A Cash Balance Plan is a Defined Benefit Plan that looks like a Money Purchase Plan.
Like a Money Purchase Plan, fixed contributions are credited to each participant at the end of each year.
In addition, participants receive interest credits based on the interest rate defined in the plan. The credit is a fixed rate
specified in the plan. Increases or decreases in the value of the plan's investments do not directly affect the benefits promised to the participants. The investment risks and rewards are borne solely by the employer.
The plan maintains a hypothetical account balance for each participant. When the participant retires, his benefit is the value of the hypothetical account. This lump sum value can be converted to a monthly pension at retirement. A Cash Balance plan is a Hybrid Plan. It appears to participants as a Defined Contribution Plan but is treated under the Internal Revenue Code as a Defined Benefit Plan. Participant statements look like a Defined Contribution Statement. It has a
Companies where the owners are older and have considerably higher compensations than NHCE's
Partners who desire to contribute more than $49,000 per year
Companies already contributing over 5% for staff in a separate Profit Sharing plan
Companies who have demonstrated consistent profit patterns
Partners over 40 who desire to accelerate their retirement plan savings
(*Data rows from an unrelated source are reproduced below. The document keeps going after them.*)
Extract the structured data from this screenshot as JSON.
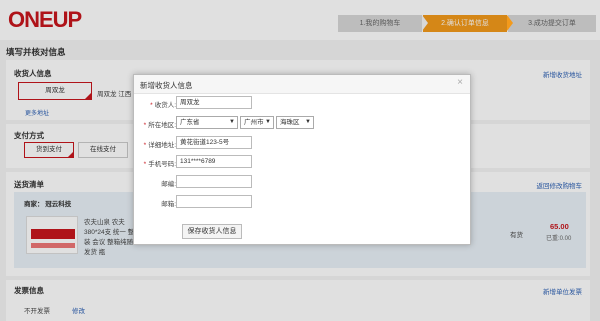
{
  "header": {
    "logo": "ONEUP",
    "steps": [
      "1.我的购物车",
      "2.确认订单信息",
      "3.成功提交订单"
    ]
  },
  "page": {
    "title": "填写并核对信息",
    "receiver": {
      "heading": "收货人信息",
      "new_address_link": "新增收货地址",
      "selected_name": "周双龙",
      "address_text": "周双龙   江西",
      "more_link": "更多地址"
    },
    "payment": {
      "heading": "支付方式",
      "options": [
        "货到支付",
        "在线支付"
      ]
    },
    "shipping": {
      "heading": "送货清单",
      "back_link": "返回修改购物车",
      "shop_label": "商家：  冠云科技",
      "product_name": "农夫山泉 农夫380*24支 统一 整箱装 会议 整箱纯随机发货 瓶",
      "stock": "有货",
      "price": "65.00",
      "weight": "0.00"
    },
    "invoice": {
      "heading": "发票信息",
      "edit_title_link": "新增单位发票",
      "value": "不开发票",
      "edit_link": "修改"
    }
  },
  "modal": {
    "title": "新增收货人信息",
    "close": "×",
    "receiver_label": "收货人:",
    "receiver_value": "周双龙",
    "region_label": "所在地区:",
    "province": "广东省",
    "city": "广州市",
    "district": "海珠区",
    "address_label": "详细地址:",
    "address_value": "黄花街道123-5号",
    "phone_label": "手机号码:",
    "phone_value": "131****6789",
    "postcode_label": "邮编:",
    "email_label": "邮箱:",
    "save_label": "保存收货人信息"
  },
  "colors": {
    "brand_red": "#c8161d",
    "active_step": "#f39a1b",
    "link_blue": "#2b5fb3"
  }
}
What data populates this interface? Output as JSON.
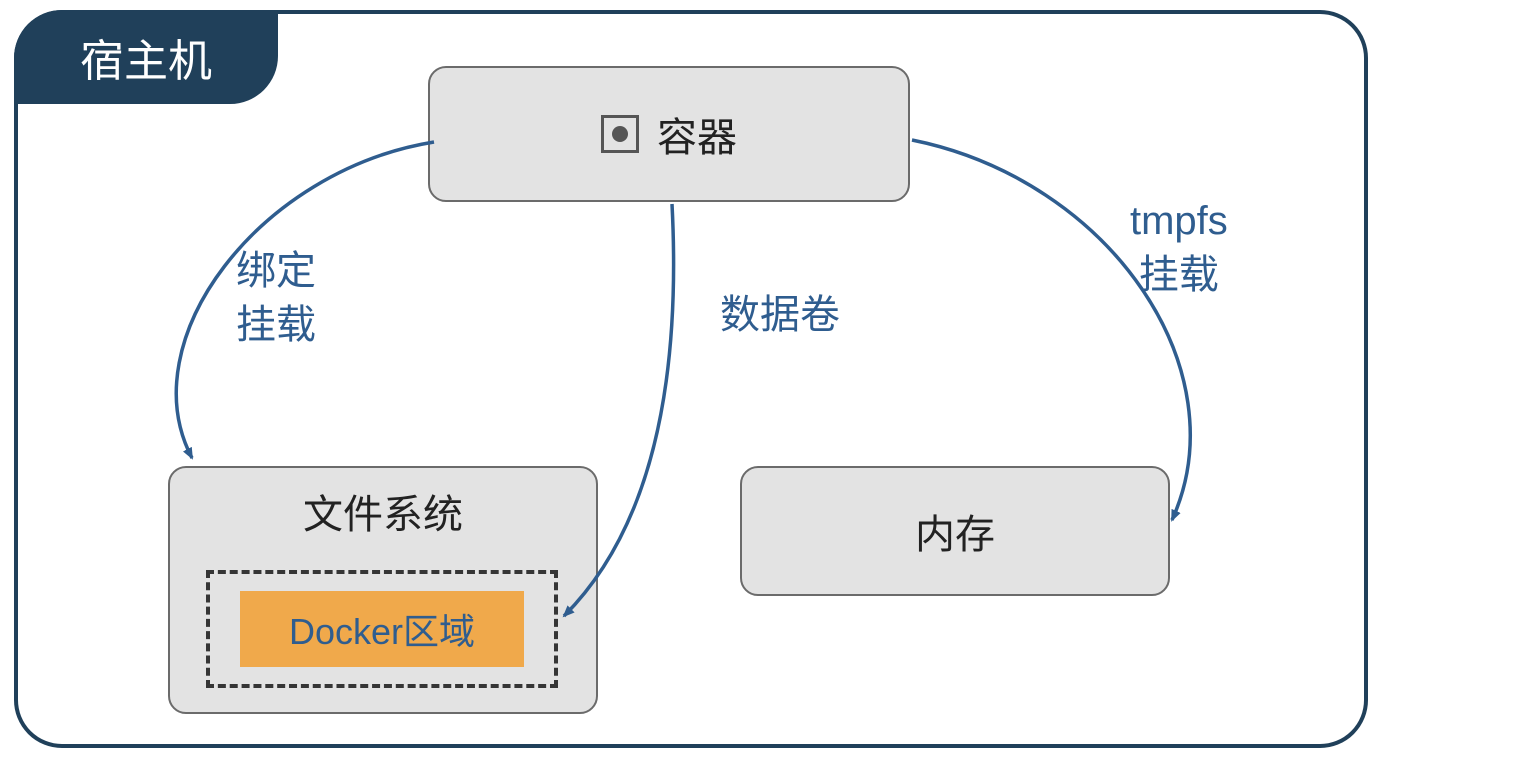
{
  "host": {
    "label": "宿主机"
  },
  "nodes": {
    "container": {
      "label": "容器"
    },
    "filesystem": {
      "label": "文件系统"
    },
    "docker_area": {
      "label": "Docker区域"
    },
    "memory": {
      "label": "内存"
    }
  },
  "edges": {
    "bind_mount": {
      "line1": "绑定",
      "line2": "挂载"
    },
    "volume": {
      "label": "数据卷"
    },
    "tmpfs": {
      "line1": "tmpfs",
      "line2": "挂载"
    }
  },
  "icons": {
    "container_icon": "radio-icon"
  },
  "colors": {
    "frame": "#20405a",
    "node_fill": "#e3e3e3",
    "node_border": "#6b6b6b",
    "docker_fill": "#f0a94b",
    "link": "#2f5d8f"
  }
}
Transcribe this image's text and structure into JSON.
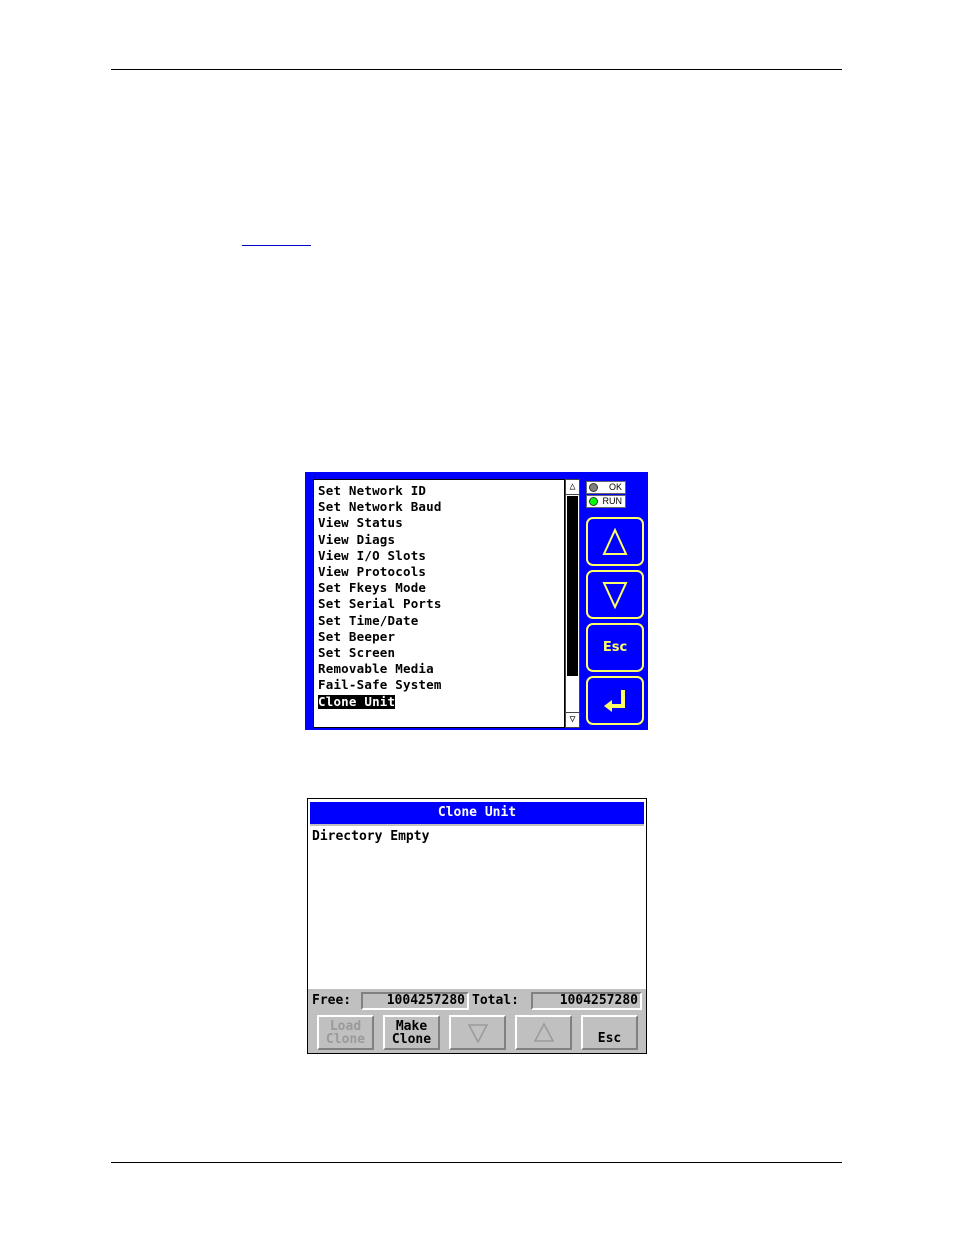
{
  "document": {
    "header_rule": true,
    "footer_rule": true
  },
  "screen1": {
    "menu_items": [
      "Set Network ID",
      "Set Network Baud",
      "View Status",
      "View Diags",
      "View I/O Slots",
      "View Protocols",
      "Set Fkeys Mode",
      "Set Serial Ports",
      "Set Time/Date",
      "Set Beeper",
      "Set Screen",
      "Removable Media",
      "Fail-Safe System",
      "Clone Unit"
    ],
    "selected_index": 13,
    "scrollbar": {
      "up_glyph": "△",
      "down_glyph": "▽"
    },
    "indicators": [
      {
        "label": "OK",
        "led_color": "#808080"
      },
      {
        "label": "RUN",
        "led_color": "#00ff00"
      }
    ],
    "buttons": {
      "up": "up-arrow",
      "down": "down-arrow",
      "esc": "Esc",
      "enter": "enter-arrow"
    },
    "colors": {
      "background": "#0000ff",
      "button_outline": "#ffff66"
    }
  },
  "screen2": {
    "title": "Clone Unit",
    "body_text": "Directory Empty",
    "free_label": "Free:",
    "free_value": "1004257280",
    "total_label": "Total:",
    "total_value": "1004257280",
    "buttons": {
      "load_line1": "Load",
      "load_line2": "Clone",
      "make_line1": "Make",
      "make_line2": "Clone",
      "esc": "Esc"
    },
    "colors": {
      "title_bar": "#0000ff",
      "panel": "#c0c0c0"
    }
  }
}
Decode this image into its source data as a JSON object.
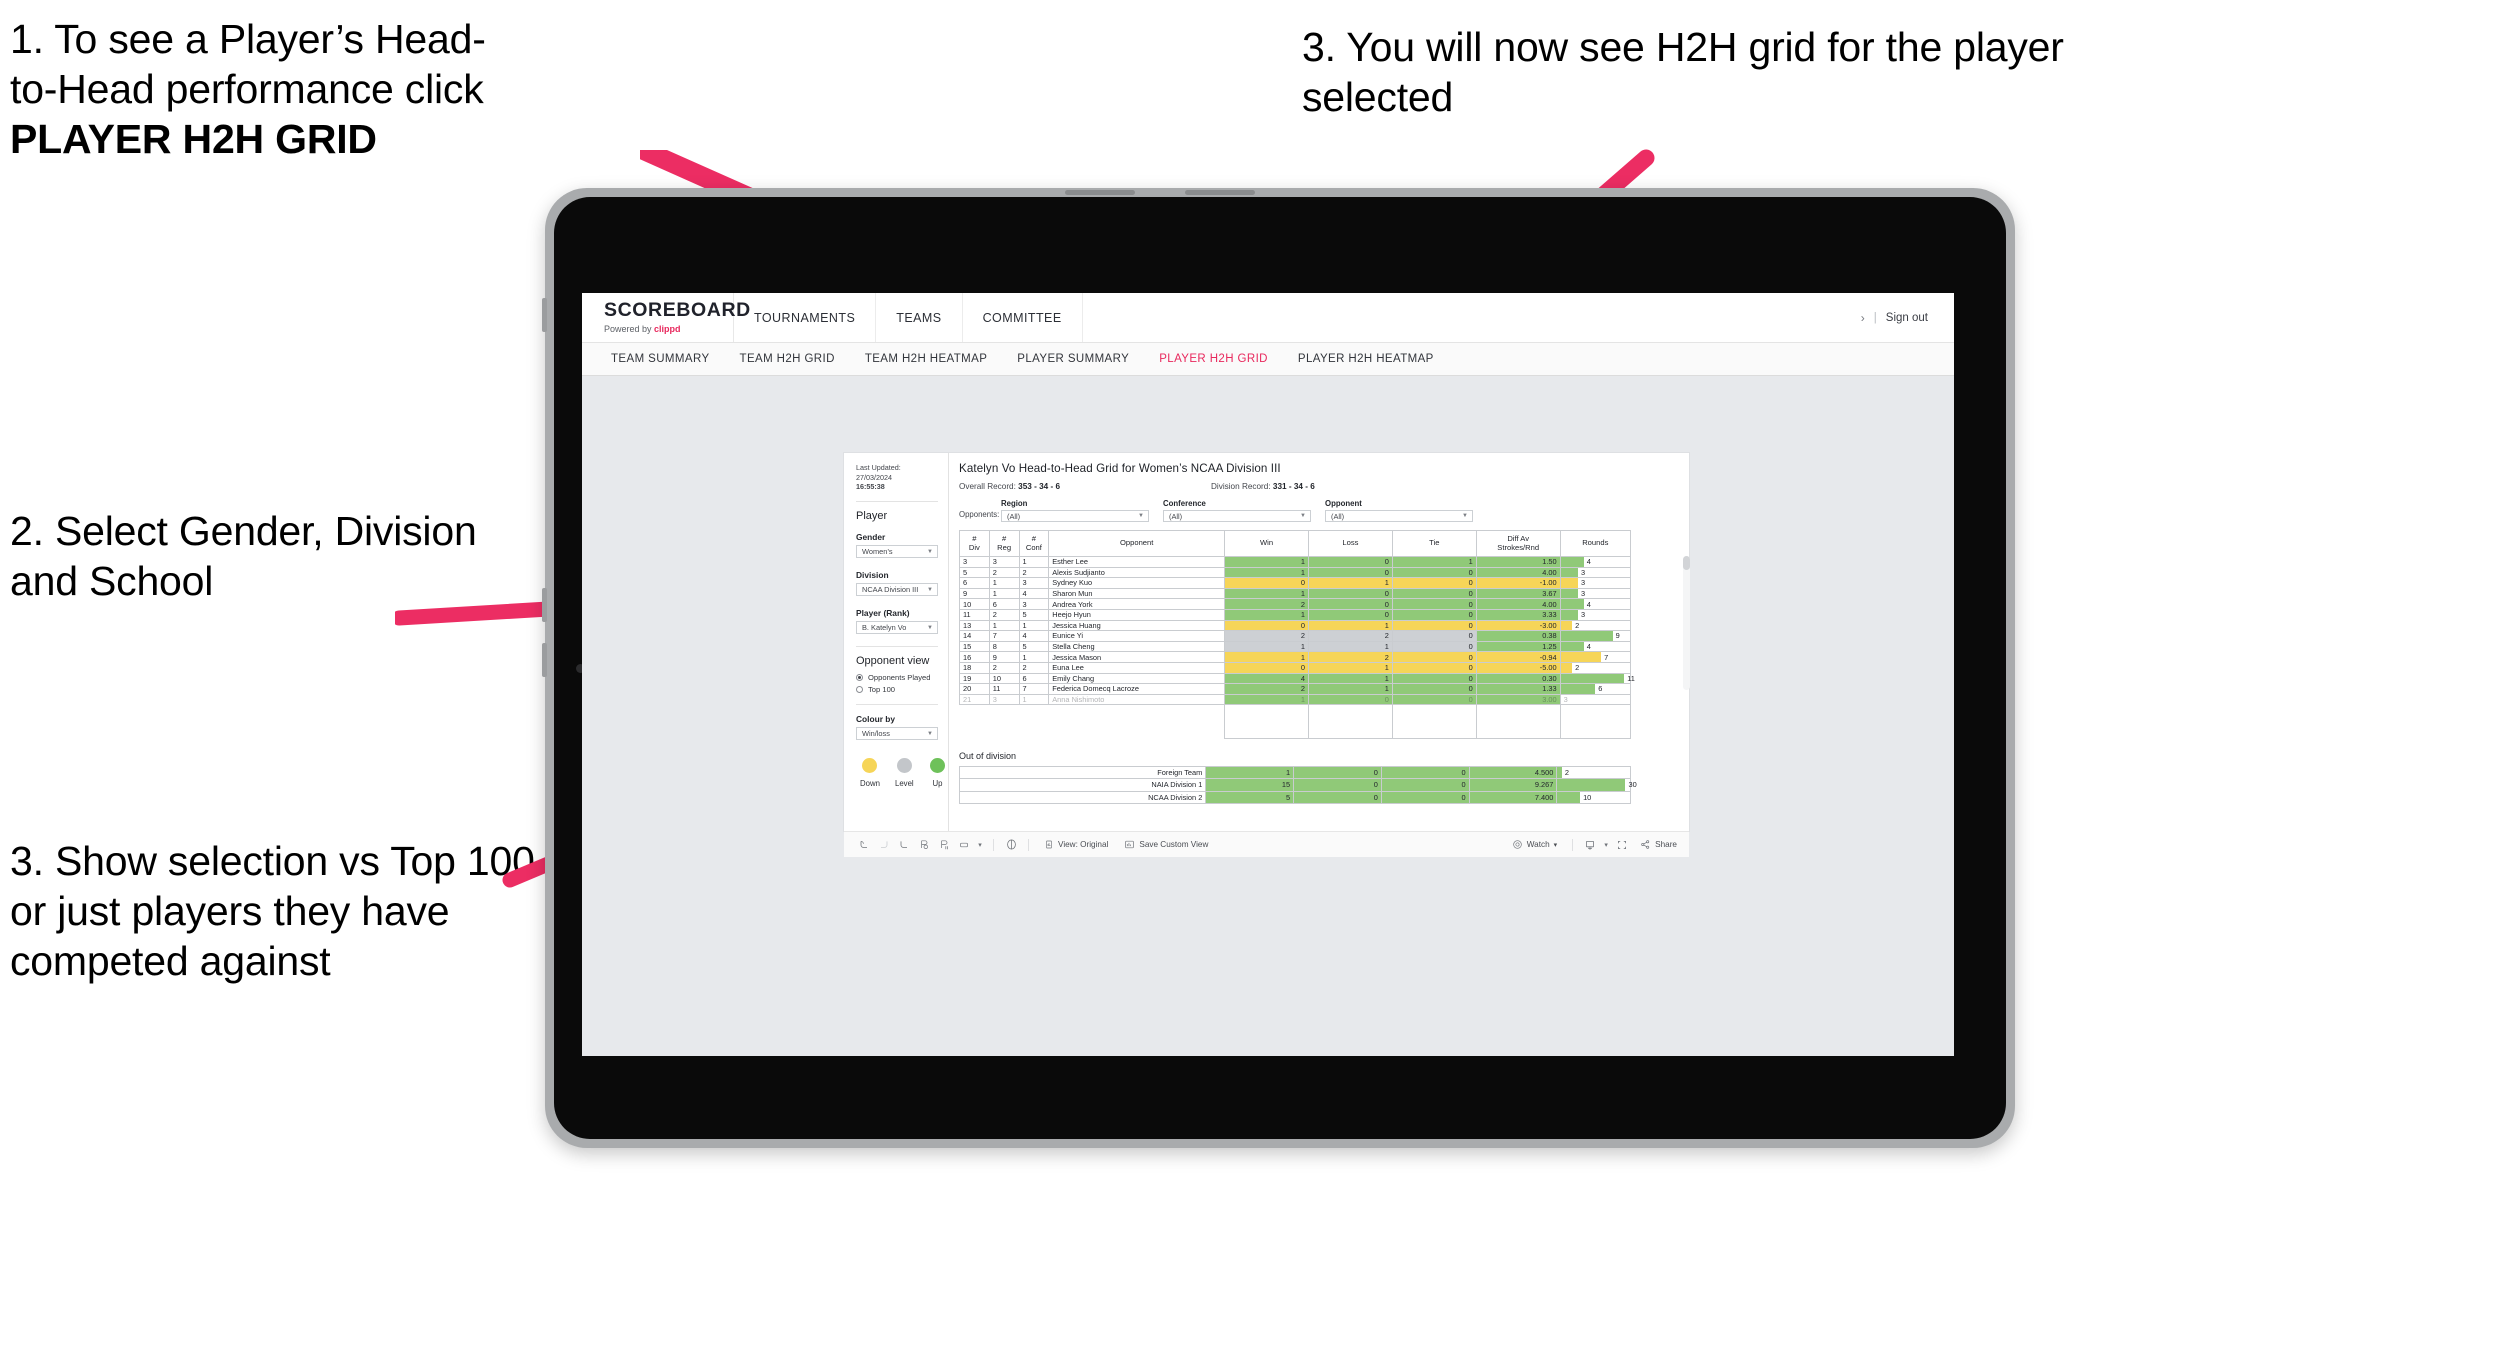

To produce larger contributions, especially for Principals and Owners, Cash Balance Plans are usually combined with 401(k) / Profit Sharing Plans. The 401(k) and Profit Sharing component can also provide flexibility in the combined plan.
Assets in the plan are not allocated to participants. Participants cannot direct the investments. The pooled fund is invested by the Trustees and Investment Advisers. Gains (losses) from investments reduce (Increase) the Plan Sponsor's contribution.Since interest credit guarantees cannot exceed market rate of return, assets may be Invested conservatively.
When a participant becomes entitled to receive benefits under a cash balance plan, the benefits are defined in terms of an account balance. For example, assume that a participant has an account balance of $100,000 when he reaches age 62. If the participant decides to retire at that time, he would have the right to an annuity based on his account balance. Such an annuity might be approximately $10,000 per year for life. In many cash balance plans, however, the participant could instead choose (with consent from his spouse) to take a lump sum benefit equal to the $100,000 account balance.
In addition to generally permitting participants to take their benefits as lump sum benefit at retirement, cash balance plans often permit vested participants to choose (with consent from their spouses) to receive their accrued benefits in lump sums if they terminate employment prior to retirement age. Traditional defined benefit pension plans do not offer this feature as frequently.
If a participant receives a lump sum distribution, that distribution generally can be rolled over into an Individualn Retirement Account (IRA) or to another employer's plan if that plan accepts rollovers. This makes Cash Balance plans portable, therefore appealing to participants.